  • When using most or all cores, bandwidth is limited by the DRAM subsystem and code modifications to increase concurrency actually *decrease* performance (by making it harder for the memory controller to efficiently schedule the accesses to the available DRAM banks).

Thank you for this additional information although this makes me seriously question where those cache misses come from. After all this is a Skylake CPU so the "next page prefetcher" should exist and have no problem at all with recognizing my perfectly sequential access pattern.
If I change the assembly to load the same data again (replacing "add rax, 16" with "add rax, 0") I'm getting about 1.9 cycles per iteration whereas the original version takes about 4.0 cycles per iteration, so there seems to be some performance problem related to loading the new data from memory...

Black Belt

The "next page prefetcher" appears to be primarily intended to enable the *page table entry* to be pre-loaded.  It might also request a single cache line to be brought into the L1 Data Cache, but this is less certain.  (It is also unclear when the prefetch is issued, but it may not be early enough to prevent the demand load miss.)

When (re-)starting the L2 HW prefetcher on a new 4KiB region, it is impossible to prefetch all 64 of the cache lines early enough to get the data into the L3 cache before the demand load misses the L2 cache.  The core generates the demand loads and throws them at the cache as fast as it can.  When moving into a new 4KiB region, the first of these loads will immediately miss in the L1 Data Cache, the L2 cache, and the L3 cache.  The number of L3 misses depends on how long it takes to service the initial L2 HW prefetches compared to the rate at which the core can push L1 Data Cache misses to the L2.  
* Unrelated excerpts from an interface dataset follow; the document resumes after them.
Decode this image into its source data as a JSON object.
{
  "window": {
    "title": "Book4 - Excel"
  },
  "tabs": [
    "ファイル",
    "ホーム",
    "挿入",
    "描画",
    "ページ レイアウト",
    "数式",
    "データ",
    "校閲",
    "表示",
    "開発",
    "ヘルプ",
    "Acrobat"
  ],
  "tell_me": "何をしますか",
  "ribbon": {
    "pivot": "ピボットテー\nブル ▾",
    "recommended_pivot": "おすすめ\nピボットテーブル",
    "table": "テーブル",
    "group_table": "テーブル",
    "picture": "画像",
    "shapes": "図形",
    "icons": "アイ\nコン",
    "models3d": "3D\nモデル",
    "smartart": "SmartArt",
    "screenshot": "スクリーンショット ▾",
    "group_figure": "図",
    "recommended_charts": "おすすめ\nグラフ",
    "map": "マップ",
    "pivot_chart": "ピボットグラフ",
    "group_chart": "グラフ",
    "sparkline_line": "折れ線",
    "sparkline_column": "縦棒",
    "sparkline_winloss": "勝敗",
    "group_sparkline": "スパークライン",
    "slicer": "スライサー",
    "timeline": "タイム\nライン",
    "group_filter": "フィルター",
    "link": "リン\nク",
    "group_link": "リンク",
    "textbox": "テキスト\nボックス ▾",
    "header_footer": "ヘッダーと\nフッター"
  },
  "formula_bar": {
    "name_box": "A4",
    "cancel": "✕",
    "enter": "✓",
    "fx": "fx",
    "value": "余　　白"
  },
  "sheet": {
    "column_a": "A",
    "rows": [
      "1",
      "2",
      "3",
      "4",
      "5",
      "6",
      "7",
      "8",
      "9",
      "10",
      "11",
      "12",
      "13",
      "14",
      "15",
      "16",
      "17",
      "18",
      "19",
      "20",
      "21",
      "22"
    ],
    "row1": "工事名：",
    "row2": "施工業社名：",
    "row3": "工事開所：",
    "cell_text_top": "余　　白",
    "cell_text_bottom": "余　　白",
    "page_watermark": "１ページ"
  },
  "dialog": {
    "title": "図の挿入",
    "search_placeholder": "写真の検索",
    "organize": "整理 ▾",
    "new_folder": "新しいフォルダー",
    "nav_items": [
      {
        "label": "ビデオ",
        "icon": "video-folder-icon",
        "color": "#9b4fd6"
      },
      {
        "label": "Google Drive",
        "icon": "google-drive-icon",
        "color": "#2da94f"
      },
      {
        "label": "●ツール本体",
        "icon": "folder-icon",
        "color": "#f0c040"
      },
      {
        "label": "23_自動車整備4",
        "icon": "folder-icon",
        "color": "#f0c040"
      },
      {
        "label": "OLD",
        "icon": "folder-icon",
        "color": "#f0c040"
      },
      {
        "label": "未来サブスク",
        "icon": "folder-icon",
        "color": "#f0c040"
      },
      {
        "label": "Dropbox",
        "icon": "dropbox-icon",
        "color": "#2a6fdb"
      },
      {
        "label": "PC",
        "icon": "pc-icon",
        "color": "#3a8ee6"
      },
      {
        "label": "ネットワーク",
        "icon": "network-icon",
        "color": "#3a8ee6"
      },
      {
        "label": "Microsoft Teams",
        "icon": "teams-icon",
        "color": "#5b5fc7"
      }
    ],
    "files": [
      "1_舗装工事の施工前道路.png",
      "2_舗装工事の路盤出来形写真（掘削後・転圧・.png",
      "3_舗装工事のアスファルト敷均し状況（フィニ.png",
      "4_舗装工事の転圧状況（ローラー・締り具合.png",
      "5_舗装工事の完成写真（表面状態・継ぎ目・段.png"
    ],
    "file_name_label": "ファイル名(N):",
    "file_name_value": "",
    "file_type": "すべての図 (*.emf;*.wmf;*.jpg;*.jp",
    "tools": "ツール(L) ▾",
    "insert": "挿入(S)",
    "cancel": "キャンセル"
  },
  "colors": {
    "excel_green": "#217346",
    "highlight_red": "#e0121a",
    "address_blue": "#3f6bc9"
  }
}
When working with data set sizes that are larger than the caches, it is always a good idea to look at the cache miss counts scaled by the expected number of cache lines transferred.  With tens of millions of elements in the array(s) and 1 or 2 LLC misses per 4KiB, the raw LLC miss count can look large even though it is close to the theoretical minimum.....